[Items from a dataset]
+++
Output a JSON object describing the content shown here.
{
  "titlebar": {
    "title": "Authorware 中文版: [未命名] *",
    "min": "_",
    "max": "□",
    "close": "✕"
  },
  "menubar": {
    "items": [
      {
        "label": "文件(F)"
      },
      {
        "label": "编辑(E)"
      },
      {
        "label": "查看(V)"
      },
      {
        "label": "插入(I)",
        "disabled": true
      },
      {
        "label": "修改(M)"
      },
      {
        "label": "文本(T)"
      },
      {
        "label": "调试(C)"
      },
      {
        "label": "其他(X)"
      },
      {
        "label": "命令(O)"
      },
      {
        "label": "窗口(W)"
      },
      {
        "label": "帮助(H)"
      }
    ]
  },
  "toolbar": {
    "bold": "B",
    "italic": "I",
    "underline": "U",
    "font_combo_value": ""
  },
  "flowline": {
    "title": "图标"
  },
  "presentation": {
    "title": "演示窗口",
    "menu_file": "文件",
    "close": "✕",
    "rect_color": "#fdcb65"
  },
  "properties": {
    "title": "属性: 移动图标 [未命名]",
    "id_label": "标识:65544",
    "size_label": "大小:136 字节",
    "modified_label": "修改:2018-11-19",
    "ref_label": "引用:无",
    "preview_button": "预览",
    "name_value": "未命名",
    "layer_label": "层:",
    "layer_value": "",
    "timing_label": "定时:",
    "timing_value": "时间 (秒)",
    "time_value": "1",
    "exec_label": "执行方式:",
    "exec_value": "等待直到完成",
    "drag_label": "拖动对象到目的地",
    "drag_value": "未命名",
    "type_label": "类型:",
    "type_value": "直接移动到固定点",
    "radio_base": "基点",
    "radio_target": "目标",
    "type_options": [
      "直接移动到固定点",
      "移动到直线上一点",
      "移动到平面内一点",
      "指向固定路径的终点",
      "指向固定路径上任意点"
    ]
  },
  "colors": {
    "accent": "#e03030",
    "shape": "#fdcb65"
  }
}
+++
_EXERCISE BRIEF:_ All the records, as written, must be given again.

_RESULT FOR THIS TASK:_
Output a JSON object describing the content shown here.
{
  "titlebar": {
    "title": "Authorware 中文版: [未命名] *",
    "min": "_",
    "max": "□",
    "close": "✕"
  },
  "menubar": {
    "items": [
      {
        "label": "文件(F)"
      },
      {
        "label": "编辑(E)"
      },
      {
        "label": "查看(V)"
      },
      {
        "label": "插入(I)",
        "disabled": true
      },
      {
        "label": "修改(M)"
      },
      {
        "label": "文本(T)"
      },
      {
        "label": "调试(C)"
      },
      {
        "label": "其他(X)"
      },
      {
        "label": "命令(O)"
      },
      {
        "label": "窗口(W)"
      },
      {
        "label": "帮助(H)"
      }
    ]
  },
  "toolbar": {
    "bold": "B",
    "italic": "I",
    "underline": "U",
    "font_combo_value": ""
  },
  "flowline": {
    "title": "图标"
  },
  "presentation": {
    "title": "演示窗口",
    "menu_file": "文件",
    "close": "✕",
    "rect_color": "#fdcb65"
  },
  "properties": {
    "title": "属性: 移动图标 [未命名]",
    "id_label": "标识:65544",
    "size_label": "大小:136 字节",
    "modified_label": "修改:2018-11-19",
    "ref_label": "引用:无",
    "preview_button": "预览",
    "name_value": "未命名",
    "layer_label": "层:",
    "layer_value": "",
    "timing_label": "定时:",
    "timing_value": "时间 (秒)",
    "time_value": "1",
    "exec_label": "执行方式:",
    "exec_value": "等待直到完成",
    "drag_label": "拖动对象到目的地",
    "drag_value": "未命名",
    "type_label": "类型:",
    "type_value": "直接移动到固定点",
    "radio_base": "基点",
    "radio_target": "目标",
    "type_options": [
      "直接移动到固定点",
      "移动到直线上一点",
      "移动到平面内一点",
      "指向固定路径的终点",
      "指向固定路径上任意点"
    ]
  },
  "colors": {
    "accent": "#e03030",
    "shape": "#fdcb65"
  }
}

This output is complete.